3×40 minutes at target race pace with five-ten minutes rest in between
controlled tempo runs at or slightly faster than triathlon race pace of 5–10 miles
wmile repeats: 8–10×1-mile with short rest (45–60 seconds) at sub race pace
The idea here is to do the long distance workouts (often on weekends), combined with a mix of longer intervals or tempo sessions at target race efforts, and slightly shorter intervals at efforts above race effort. The combination of these types of workouts over the last eight-to-12 weeks before the A race helps to feel comfortable at race pace on race day.
The second area of focus is changes outside of your training that will help improve your race performance. Most of these are good to keep in mind all throughout the year, but it makes sense to pay extra attention and be more disciplined as the important race approaches.
Hydration: Always, always, always make sure you are hydrated. It will improve your workouts, help you recover faster, and often take care of other issues (like headaches). As the heat comes back to Austin in the spring, this is extra important.
Cut out any junk food and stay away from too many sweets and sugar.
Get to (and stay at) your race weight. Less is not always better. For example, I found that my cycling and overall race performance is negatively affected if my weight drops below a certain amount. So, as the hardest training weeks kick in, maintaining the right body weight is important to stay healthy and strong.
Pay attention to timing of meals.

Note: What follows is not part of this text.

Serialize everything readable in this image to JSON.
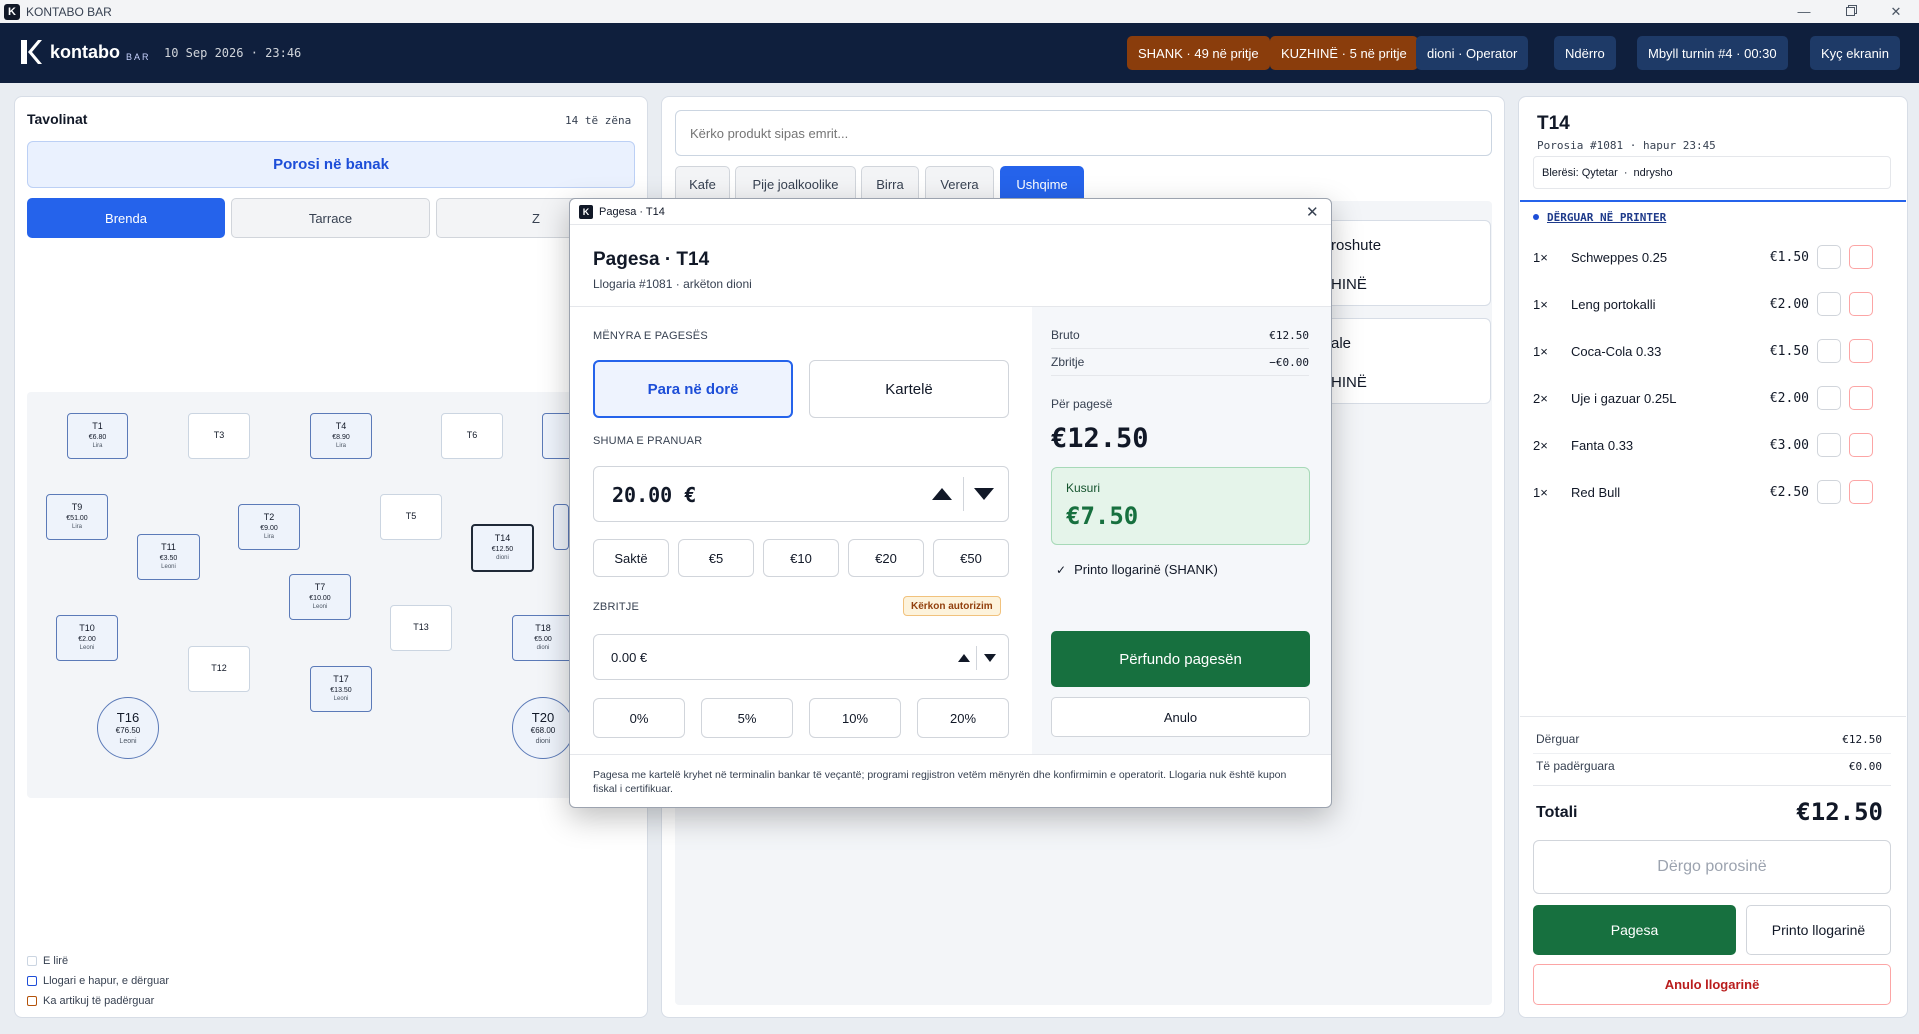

For triathletes, a lot of days have two, sometimes even three, workouts. Refueling and rehydrating within 30 minutes after a workout will significantly help with recovery and allow our bodies to handle continuous days of multiple workouts.
Finalize race day nutrition.
Especially for events of three hours or longer, what you take in during a race will have a high impact on race performance. During these last eight-to-12 weeks before an A race, it’s time to use exactly the same type and amount of fuel in training to get comfortable with it. Don’t just try this out on longer workouts. It’s important to also use race nutrition during interval work to see if and how your body takes it at high intensities (like on race day).
When the training volume and intensity increase, we put a lot of extra load on our bodies. This often weakens the immune system temporarily. In order to make sure that I stay healthy, I usually take extra supplements (vitamins and minerals) to strengthen my immune system during this time.
Get sleep, and a lot of it.
Sleep is the best recovery. Occasionally, it is better to skip a morning workout to get a few extra hours of sleep. As I get close to an important race, I try to consistently get seven to eight hours of sleep per night. More would be even better, but with a full-time job and a family, this is not feasible. Key during this phase is to cut out the nights with only four or five hours of sleep, which over time have a negative effect on training, and eventually on the race outcome.
Take care of your body.
These final weeks and months before the main race(s) are times when we put the most stress our bodies. Therefore, this is also the time to do extra maintenance work. Scheduling massages or Active Release Therapy (ART) appointments and spending a little bit of extra time every day on stretching will help lower the risk of injuries and improve the quality of workouts and races.